Place soup bowls on a baking sheet and leave it in the oven till cheese bubbles and browns. ( this happens in few seconds)
Remove from oven and serve . Soup is extremely hot.
Twas the night before Christmas, when all through the house
Not a creature was stirring, not even a mouse.
The stockings were hung by the chimney with care,
In hopes that St Nicholas soon would be there.
Poem by: Clement Clarke Moore (1779 – 1863) wrote the poem, “Twas The Night Before Christmas,” also called, “A Visit from St. Nicholas” in 1822.
The Dickens village collection I started twenty plus years back. In this particular picture I have a combination of Lenox, Dickens, and some antique houses in this collection.I have placed two lighted pine trees on either side to balance the village setting. I did decorate the tree with apples and winter berries.
The outdoor porch invites guest with an old vintage sleigh, grouped with lanterns and winter snow boots. I filled the boots with winter evergreens and berries (they were frozen from the ice rain we had last night).
A lone nutcracker watches over the village church. Dressed for the occasion, he has gemstones adorning his crown, a velvet cape, and his polished wooden boots. Mr. Nutcracker is ready for duty!
The Soup Tureen I used for thanksgiving is transformed to a centerpiece for the Christmas candy cane tablescape. I pulled out my green Christmas balls to fill the tureen and incorporated long-tailed birds. The golden long-tails offered to be part of the tablescape before flying off to the south to escape the bitter cold of the East Coast. Fresh cranberries and golden stars brightens the tureen and adds a dash of holiday color.
Winter birds were part of the tablescape.
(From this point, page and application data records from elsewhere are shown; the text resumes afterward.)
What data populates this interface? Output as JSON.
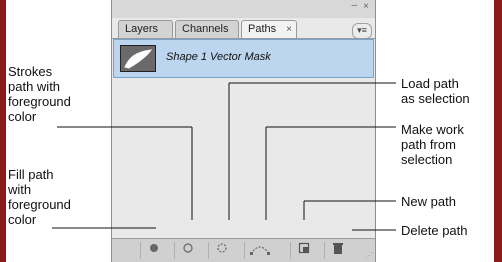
{
  "panel": {
    "tabs": [
      {
        "label": "Layers"
      },
      {
        "label": "Channels"
      },
      {
        "label": "Paths",
        "close": "×"
      }
    ],
    "menu_glyph": "▾≡",
    "collapse_glyph": "–",
    "close_glyph": "×",
    "path_item": {
      "name": "Shape 1 Vector Mask"
    }
  },
  "bottom_buttons": [
    {
      "icon": "fill-path-icon",
      "glyph": "●"
    },
    {
      "icon": "stroke-path-icon",
      "glyph": "○"
    },
    {
      "icon": "load-selection-icon",
      "glyph": "◌"
    },
    {
      "icon": "make-work-path-icon",
      "glyph": "⌒"
    },
    {
      "icon": "new-path-icon",
      "glyph": "◫"
    },
    {
      "icon": "trash-icon",
      "glyph": "🗑"
    }
  ],
  "callouts": {
    "strokes": {
      "lines": [
        "Strokes",
        "path with",
        "foreground",
        "color"
      ]
    },
    "fill": {
      "lines": [
        "Fill path",
        "with",
        "foreground",
        "color"
      ]
    },
    "load": {
      "lines": [
        "Load path",
        "as selection"
      ]
    },
    "make_work": {
      "lines": [
        "Make work",
        "path from",
        "selection"
      ]
    },
    "new_path": {
      "lines": [
        "New path"
      ]
    },
    "delete_path": {
      "lines": [
        "Delete path"
      ]
    }
  },
  "colors": {
    "frame": "#8b1a1a",
    "selection": "#bcd6f0"
  }
}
Mr. Cardinal stopped by before leaving for his Xmas vacation.
Autumn is the most beautiful time of the year. It can be described as a transition period from the sweltering of hot summer days to crispy cool days. It is a time when Mother Nature paints her final mural with colors of red, gold, brown, and yellow before it is erased by the clean slate of winter. It brings with it memories and anticipation of roaring fires, hot piping cider, bountiful harvests, and the holiday of thanksgiving with family.
I have laid out a Thanksgiving tablescape with a homemade table runner. The foundation for my runner is branches of Red Honeysuckle Berries. I layered this with American Bittersweet Berries and Lady Apples cupped in cabbage leaves. Not to forget a sprinkling of gala apples and miniature yellow and orange pumpkins. I used a variety of nuts to give the table a more rustic appeal.
After creating the runner, I added my center piece – an Asian clay planter filled with ornamental grass and leftovers from the mantel. I placed my Queen’s turkey plates on top of cobalt charger and for splash of color I incorporated my pumpkin dessert plates. I like to mix and match different types of plates to create a unique plate setting. The setting was completed by ceramic Queen’s turkeys (salt and pepper shakers).
Thanksgiving is a celebration of all the blessings we have received, blessings we have, and blessings we will receive. The best way to celebrate is for the whole family to come together to share a meal and give thanks.